Edelman allows O.J. to speak last, and to ask, “Please remember me as the Juice, please remember me as a good guy.” Many people will not. But in allowing him to speak, Edelman calls for us to consider the complexity of the human experience, of the Black athletic experience, and the social constructions that confine us. In allowing the history to speak, Edelman calls for us to consider the complexity of the American experience and the interplay of the personal and the popular in informing one’s access to and desire for power. In doing so, he shows how interconnected we – Black and White – actually are. Yes, we, as Americans, helped make O.J. the Juice. We as football fans may be uncomfortable with a tie, and even less comfortable with a loss. In the end, though, his loss is also our own.
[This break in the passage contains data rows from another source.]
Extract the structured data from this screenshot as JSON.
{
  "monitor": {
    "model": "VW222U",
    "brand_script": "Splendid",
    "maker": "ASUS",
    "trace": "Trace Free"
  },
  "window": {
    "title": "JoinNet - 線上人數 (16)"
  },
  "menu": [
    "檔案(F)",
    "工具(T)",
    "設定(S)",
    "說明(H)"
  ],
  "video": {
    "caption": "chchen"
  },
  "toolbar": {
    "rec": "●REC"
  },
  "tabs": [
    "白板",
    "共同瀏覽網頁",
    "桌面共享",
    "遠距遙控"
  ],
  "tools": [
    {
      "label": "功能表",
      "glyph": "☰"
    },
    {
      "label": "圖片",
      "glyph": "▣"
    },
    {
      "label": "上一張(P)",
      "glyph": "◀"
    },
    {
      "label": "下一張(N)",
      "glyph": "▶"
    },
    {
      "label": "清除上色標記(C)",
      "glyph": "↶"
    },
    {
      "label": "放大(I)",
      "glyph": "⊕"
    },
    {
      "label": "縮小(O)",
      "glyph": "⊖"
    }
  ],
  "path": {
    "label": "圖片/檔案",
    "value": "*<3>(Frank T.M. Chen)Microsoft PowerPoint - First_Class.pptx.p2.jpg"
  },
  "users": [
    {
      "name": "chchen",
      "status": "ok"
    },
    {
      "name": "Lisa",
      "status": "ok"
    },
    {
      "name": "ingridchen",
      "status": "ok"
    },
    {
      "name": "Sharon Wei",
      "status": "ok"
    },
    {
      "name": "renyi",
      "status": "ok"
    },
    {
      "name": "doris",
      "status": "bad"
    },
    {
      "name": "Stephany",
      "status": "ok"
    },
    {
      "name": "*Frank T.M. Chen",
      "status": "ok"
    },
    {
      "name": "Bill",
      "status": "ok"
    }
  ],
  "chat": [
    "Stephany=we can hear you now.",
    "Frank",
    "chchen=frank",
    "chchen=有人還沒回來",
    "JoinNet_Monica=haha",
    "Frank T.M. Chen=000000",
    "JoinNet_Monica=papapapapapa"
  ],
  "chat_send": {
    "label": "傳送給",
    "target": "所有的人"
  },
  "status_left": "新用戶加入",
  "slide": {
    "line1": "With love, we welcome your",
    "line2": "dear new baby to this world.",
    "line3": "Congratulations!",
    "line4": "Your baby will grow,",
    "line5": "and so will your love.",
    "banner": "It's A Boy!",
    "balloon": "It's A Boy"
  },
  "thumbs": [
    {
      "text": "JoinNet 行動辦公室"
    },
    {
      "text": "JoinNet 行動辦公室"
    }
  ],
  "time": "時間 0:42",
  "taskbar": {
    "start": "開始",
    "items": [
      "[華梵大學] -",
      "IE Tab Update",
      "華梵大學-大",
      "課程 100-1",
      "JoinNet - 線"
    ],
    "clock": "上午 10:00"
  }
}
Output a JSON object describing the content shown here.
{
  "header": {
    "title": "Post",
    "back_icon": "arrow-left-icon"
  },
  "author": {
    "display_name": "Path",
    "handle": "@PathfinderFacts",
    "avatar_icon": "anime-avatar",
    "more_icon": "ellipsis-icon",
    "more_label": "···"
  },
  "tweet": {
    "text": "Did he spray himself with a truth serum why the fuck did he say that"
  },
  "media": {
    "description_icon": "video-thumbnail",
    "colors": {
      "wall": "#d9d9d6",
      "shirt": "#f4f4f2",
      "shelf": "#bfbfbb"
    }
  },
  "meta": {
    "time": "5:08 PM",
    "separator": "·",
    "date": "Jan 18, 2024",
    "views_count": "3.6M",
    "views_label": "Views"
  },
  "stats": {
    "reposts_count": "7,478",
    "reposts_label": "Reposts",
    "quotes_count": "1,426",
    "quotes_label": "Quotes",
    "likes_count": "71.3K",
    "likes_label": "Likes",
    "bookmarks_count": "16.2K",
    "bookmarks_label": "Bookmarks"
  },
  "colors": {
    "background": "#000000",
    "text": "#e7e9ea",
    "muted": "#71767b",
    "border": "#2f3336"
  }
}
Kate Aguilar is a Ph.D. candidate in history at the University of Connecticut. Her dissertation assesses how the intersection of race, gender, and sport helped popularize the Reagan narrative, a conservative zeitgeist of the Reagan presidency that articulated, among other things, a reimagining of American manhood. Using the University of Miami football team of the mid-1980s as a case study, her work deconstructs the facile Black/White binary of traditional studies of the New Right and argues that scholars of the Right, and post-1968 political realignments, must pay attention to the Global South to appreciate how Reagan’s narrative was articulated in response to and through images of a multiracial, multicultural, multilingual, and urban cast. Prior to becoming a Husky fan, Kate received an M.A. in African American and African Diaspora Studies from Indiana University (2009; Go Hoosiers!) and a B.A. in Black Studies from DePauw University (2005; Go Tigers!). She currently supports her local professional soccer team, Indy Eleven, with her husband and children. Kate can be contacted at firstname.lastname@example.org.